If the drive was dropped or water damaged for example, the internal memory components may have failed. There is usually no way to access the data if the physical damage is too extensive. Your only recourse is to try data recovery services or replace the faulty USB drive.

How to Format a USB Drive

If you need to format your USB drive to fix any of the issues mentioned above, here is how to do it on Windows and Mac OS:

On Windows

  1. Open File Explorer and right click on the USB drive.
  2. Select “Format…”
  3. Choose the file system – FAT32 or exFAT are recommended for wide compatibility.
  4. Give the drive a name if desired.
  5. Click “Start” to begin formatting.

On Mac OS

  1. Connect the USB drive and launch Disk Utility.
  2. Select the USB device on the left sidebar.
  3. Click “Erase” at the top.
  4. Name the drive and select “MS-DOS (FAT)” for Format.
  5. Click “Erase” to format the drive.

The formatting process will erase all data on the USB drive. So make sure to backup any important files before you format.

How to Avoid Needing to Format USB Drives

Here are some tips to avoid file system errors that require formatting your USB drive:

  • Always properly eject the USB drive before unplugging it
  • Don’t remove the drive while files are still copying
  • Store and transport the drive carefully to prevent physical damage
  • Regularly scan the drive for viruses just like you would your computer
  • Format the drive using widely compatible file systems like FAT32 or exFAT

Following best practices like these will help prevent the file system from getting corrupted or damaged. And make sure you always keep a backup of your important data on another device.

Recovering Data from a Formatted Drive

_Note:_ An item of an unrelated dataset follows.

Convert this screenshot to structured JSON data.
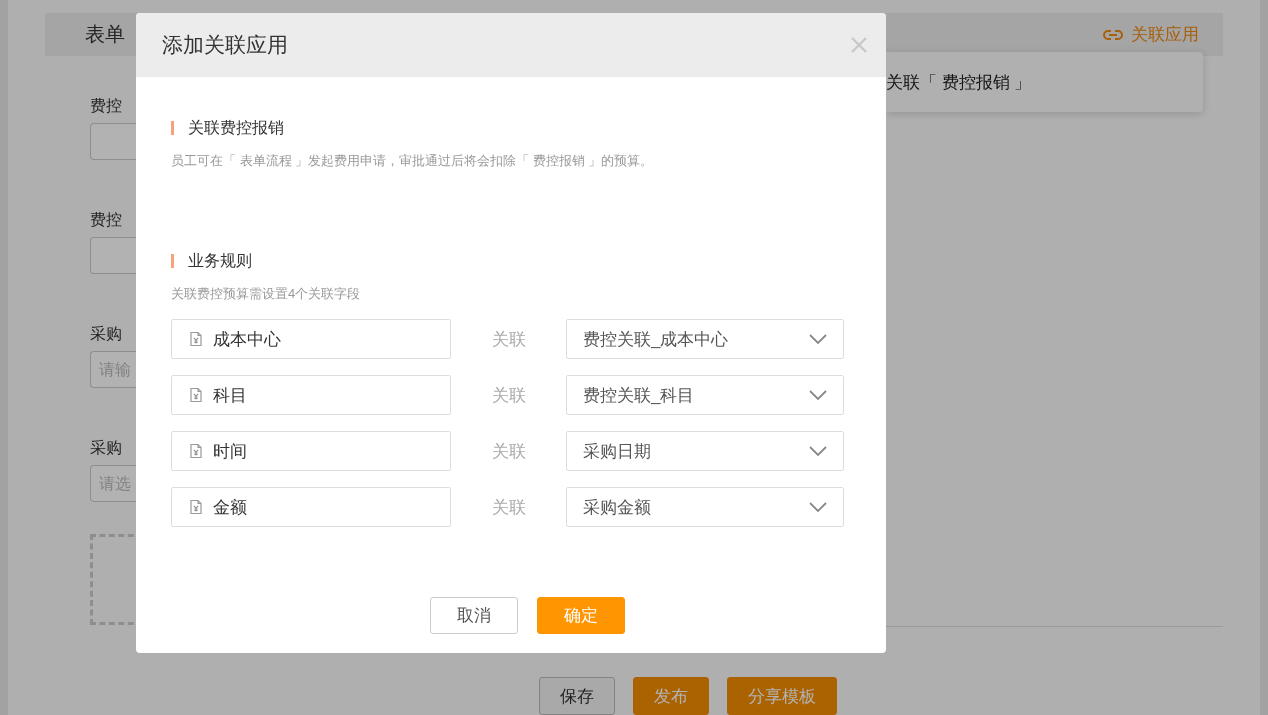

If you formatted a USB drive by accident before backing up the data, you may still be able to get your files back using data recovery software.

Tools like Recuva and TestDisk can scan the drive and restore deleted files that weren’t completely overwritten by the format process. The sooner you act after formatting, the better chance you have of recovering the data.

Just avoid writing new files to the USB drive, as this can overwride your previous data making it harder to recover. The free recovery apps are usually enough for basic file recovery needs.

But for more complex data recovery cases, you may need to enlist the help of a professional recovery service. They have specialized tools that can rebuild corrupted file systems and access damaged storage media.

When to Replace a Problematic USB Drive

If you’ve tried the above troubleshooting steps and your USB drive still frequently has errors or needs formatting, it may be time to replace it with a new one.

USB flash drives are inexpensive and have limited life spans. Lower quality drives can start developing unfixable issues after a year or two of moderate use.

A newer high quality USB from a reputable brand will be more reliable and durable. Just be prepared that no drive lasts forever, so always have backups of your data.


While a prompt to format your USB drive can be annoying, it usually just signals a minor technical issue that can be fixed by following the proper troubleshooting steps. The most common causes include:

  • Corrupted file system
  • Unsupported file system
  • Drive letter conflict
  • Virus infection
  • Physical damage

Formatting the drive will wipe all your data to create a new usable file system. Make sure to back up your files first. And you can try data recovery software if you accidentally formatted before a backup.

In the future, be cautious when removing USB drives to avoid file system corruption. And replace the drive if issues persist despite troubleshooting.